> How to complete this task:
The lines to copy from the data below are those that hold the string "icon".

Supplied information: Begin

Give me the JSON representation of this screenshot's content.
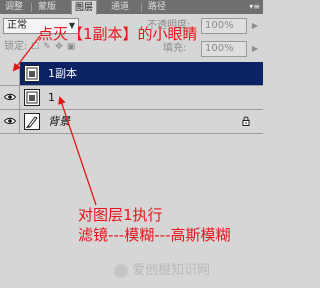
{
  "panel": {
    "tabs": [
      {
        "label": "调整",
        "active": false
      },
      {
        "label": "蒙版",
        "active": false
      },
      {
        "label": "图层",
        "active": true
      },
      {
        "label": "通道",
        "active": false
      },
      {
        "label": "路径",
        "active": false
      }
    ],
    "menu_icon": "panel-menu-icon"
  },
  "controls": {
    "blend_mode": "正常",
    "opacity_label": "不透明度:",
    "opacity_value": "100%",
    "lock_label": "锁定:",
    "fill_label": "填充:",
    "fill_value": "100%"
  },
  "layers": [
    {
      "name": "1副本",
      "selected": true,
      "visible": false,
      "thumb_icon": "layer-thumbnail-icon"
    },
    {
      "name": "1",
      "selected": false,
      "visible": true,
      "thumb_icon": "layer-thumbnail-icon"
    },
    {
      "name": "背景",
      "selected": false,
      "visible": true,
      "locked": true,
      "thumb_icon": "background-brush-icon"
    }
  ],
  "annotations": {
    "top": "点灭【1副本】的小眼睛",
    "bottom_line1": "对图层1执行",
    "bottom_line2": "滤镜---模糊---高斯模糊",
    "color": "#e8161b"
  },
  "watermark": {
    "text": "爱创根知识网"
  }
}
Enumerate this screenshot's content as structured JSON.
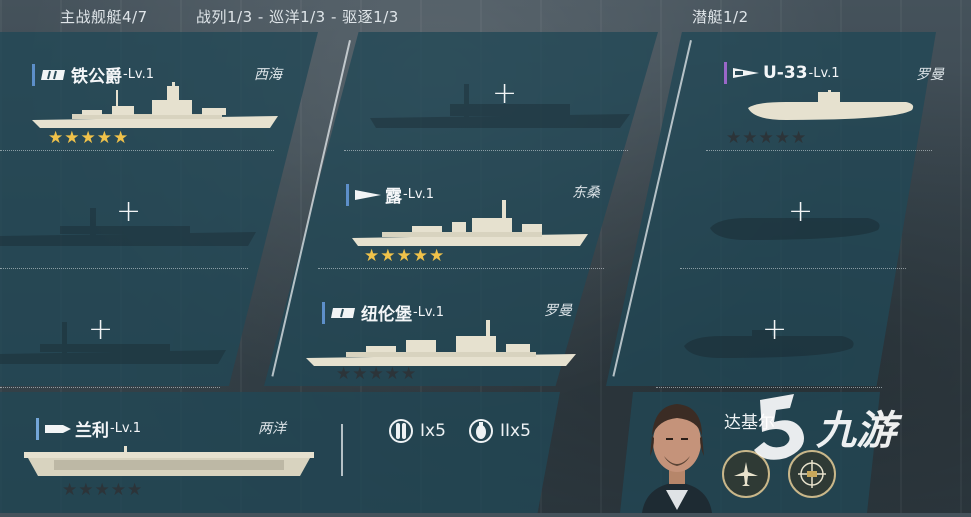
{
  "headers": {
    "main": "主战舰艇4/7",
    "surface": "战列1/3 - 巡洋1/3 - 驱逐1/3",
    "submarine": "潜艇1/2"
  },
  "battleship": {
    "name": "铁公爵",
    "level": "-Lv.1",
    "region": "西海",
    "stars": "★★★★★",
    "star_count": 5
  },
  "destroyer": {
    "name": "露",
    "level": "-Lv.1",
    "region": "东桑",
    "stars": "★★★★★",
    "star_count": 5
  },
  "cruiser": {
    "name": "纽伦堡",
    "level": "-Lv.1",
    "region": "罗曼",
    "stars": "★★★★★",
    "star_count": 0
  },
  "submarine": {
    "name": "U-33",
    "level": "-Lv.1",
    "region": "罗曼",
    "stars": "★★★★★",
    "star_count": 0
  },
  "carrier": {
    "name": "兰利",
    "level": "-Lv.1",
    "region": "两洋",
    "stars": "★★★★★",
    "star_count": 0
  },
  "empty_slot_symbol": "+",
  "ammo": {
    "torpedo": "Ix5",
    "bomb": "IIx5"
  },
  "commander": {
    "name": "达基尔"
  },
  "watermark": {
    "text": "九游"
  },
  "colors": {
    "star_gold": "#f0c24a",
    "panel": "#214856",
    "accent_blue": "#5d8fc9",
    "accent_purple": "#9a67c8"
  }
}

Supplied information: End

> Response below:
    "menu_icon": "panel-menu-icon"
      "thumb_icon": "layer-thumbnail-icon"
      "thumb_icon": "layer-thumbnail-icon"
      "thumb_icon": "background-brush-icon"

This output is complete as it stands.